I wish I could give you a satisfactory answer to a very interesting question. I ardently wish for children — yet if God should bless me with any I shall be unhappy to see them poisoned by the air of London.

Sir I do thank God for it, I do hate
Most heartily that city. [3] 

so said John Donne. tis a favorite quotation of mine — my spirits always sunk when I approachd it. green fields are my delight — I am not only better in health, but even in heart in the country — a fine day exhilarates my heart — if it rains I behold the grass assume a richer verdure as it drinks the moisture — every thing that I behold is “very good [4]  except Man — & in London I see nothing but Man & his works. a country x clergyman with a tolerable income is surely {in} a very enviable situation — would to God his creed was such as a contemplative man could with truth profess! I believed too firmly in the faith of Jesus Christ to become the perjured defender of its corruptions. I long to know the state of your mind upon religion: am I deceived in supposing that it fluctuates? surely Bedford we have a thousand things to transfuse into each other; which the lazy language of the pen cannot express with sufficient rapidity. your illness was very unfortunate. I could wish once to show you the pleasant spots where I have so often wandered — & the cavern where I have written so many verses. you should have known Cottle too — for a worthier heart you never knew. that xxxxxxxxxx xxxxxx xxxxx xxxx.

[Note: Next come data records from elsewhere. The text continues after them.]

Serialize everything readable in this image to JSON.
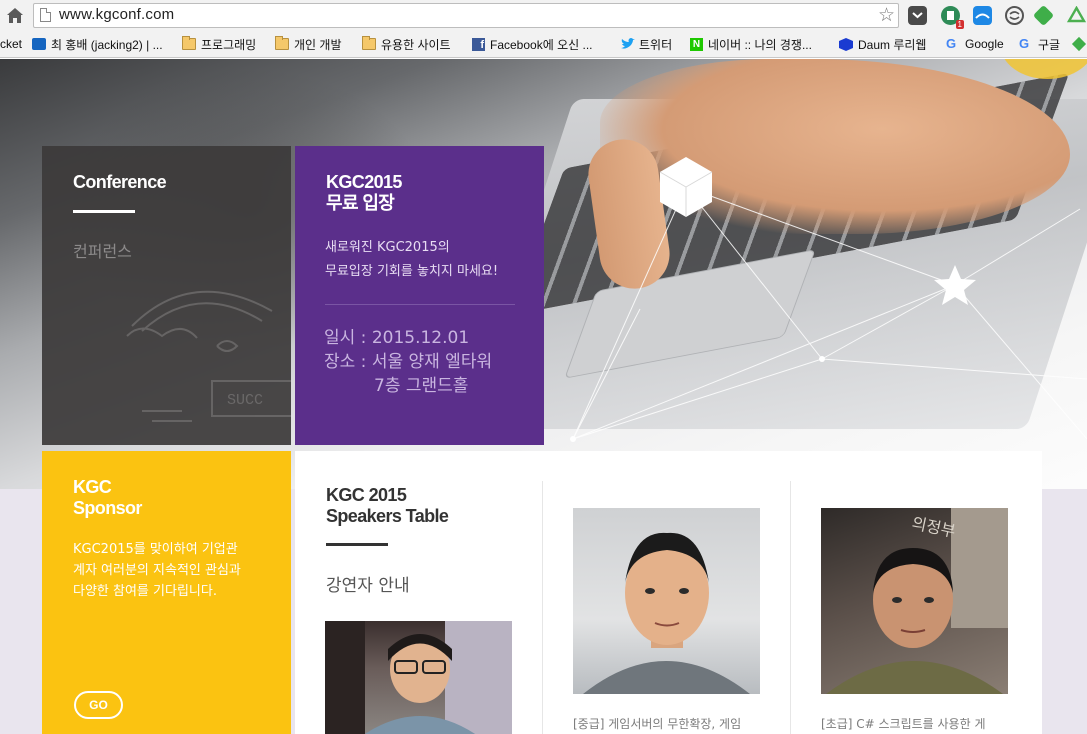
{
  "browser": {
    "url": "www.kgconf.com",
    "extensions": [
      {
        "name": "pocket-ext-icon",
        "color": "#444444"
      },
      {
        "name": "evernote-ext-icon",
        "color": "#2e8b57",
        "badge": "1"
      },
      {
        "name": "drive-ext-icon",
        "color": "#1e88e5"
      },
      {
        "name": "sync-ext-icon",
        "color": "#555555"
      },
      {
        "name": "tag-ext-icon",
        "color": "#3fae49"
      },
      {
        "name": "gdrive-ext-icon",
        "color": "#4caf50"
      }
    ]
  },
  "bookmarks": {
    "items": [
      {
        "label": "cket"
      },
      {
        "label": "최 홍배 (jacking2) | ..."
      },
      {
        "label": "프로그래밍"
      },
      {
        "label": "개인 개발"
      },
      {
        "label": "유용한 사이트"
      },
      {
        "label": "Facebook에 오신 ..."
      },
      {
        "label": "트위터"
      },
      {
        "label": "네이버 :: 나의 경쟁..."
      },
      {
        "label": "Daum 루리웹"
      },
      {
        "label": "Google"
      },
      {
        "label": "구글"
      }
    ]
  },
  "conference": {
    "title": "Conference",
    "subtitle": "컨퍼런스"
  },
  "free": {
    "title_line1": "KGC2015",
    "title_line2": "무료 입장",
    "desc_line1": "새로워진 KGC2015의",
    "desc_line2": "무료입장 기회를 놓치지 마세요!",
    "date": "일시 : 2015.12.01",
    "place_line1": "장소 : 서울 양재 엘타워",
    "place_line2": "7층 그랜드홀"
  },
  "sponsor": {
    "title_line1": "KGC",
    "title_line2": "Sponsor",
    "desc_line1": "KGC2015를 맞이하여 기업관",
    "desc_line2": "계자 여러분의 지속적인 관심과",
    "desc_line3": "다양한 참여를 기다립니다.",
    "go_label": "GO"
  },
  "speakers": {
    "title_line1": "KGC 2015",
    "title_line2": "Speakers Table",
    "subtitle": "강연자 안내",
    "items": [
      {
        "caption": "[중급] 게임서버의 무한확장, 게임"
      },
      {
        "caption": "[초급] C# 스크립트를 사용한 게"
      }
    ]
  },
  "colors": {
    "purple": "#5b2f8b",
    "yellow": "#fbc311",
    "dark": "#3c3a3a"
  }
}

You love the Sea. whenever I pitch my tent it shall be by it. when will that be? is it not a villainous thing that poetry will not support a man when the cursed jargon of the Law enriches so many? Zounds — I had rather write an epic poem than read a brief.

So Lamb is a soldier! I detest the profession — officers are the most ignorant impertinent & debauchd members of this execrable state of society. if ever I were disposed to get out of the world — I should prefer being shot for beating an ensign. I have known so many horrible acts [MS obscured] oppressive barbarity exercised by those liveried murde[MS torn] that I have feel a most honest & hearty hatred for the gang.

have you read St Pierre? [5]  if not, read that most delightful work & you will love the author as much as I do.

I am as sleepy an animal as ever. the rain beats hard — the fire burns bright — tis but eight o clock — & I have already begun yawning — good night Grosvenor lest I set you to sleep. my father always went to bed at nine o clock. I have inherited his punctuality & drowsiness.

God bless you

Robert Southey.

I am the lark that sings early & early retires. what is that bird that sleeps in the morning & is awake at night Grosvenor? do you remember poor Aaron? [6] 


Notes

* Address: G C Bedford Esqr./ New Palace Yard/ Westminster/ Single
Postmark: AOC/ 17/ 96
Endorsement: Septr 25 Octbr 16. 1796
MS: Bodleian Library, MS Eng. Lett. c. 22
Previously published: Charles Cuthbert Southey (ed.), Life and Correspondence of Robert Southey, 6 vols (London, 1849–1850), I, pp. 292–294 [in part, where it is dated October 1796]. BACK

[1] Frances Sheridan (1724–1766; DNB), Memoirs of Miss Sydney Biddulph (1761). BACK

[2] Laurence Sterne (1713–1768; DNB), The Life and Opinions of Tristram Shandy, Gentleman (1759–1767). BACK

[3] A paraphrase of John Donne (1572–1631; DNB), ‘Satyre II’ (c. 1594), lines 1–2. BACK

[4] A paraphrase of Genesis 1: 31. BACK

[5] Jacques-Henri Bernardin de Saint-Pierre (1737–1814), author of Paul et Virginie (1788) and Etudes de la Nature (1784). BACK

[6] Unidentified. BACK

Published @ RC

March 2009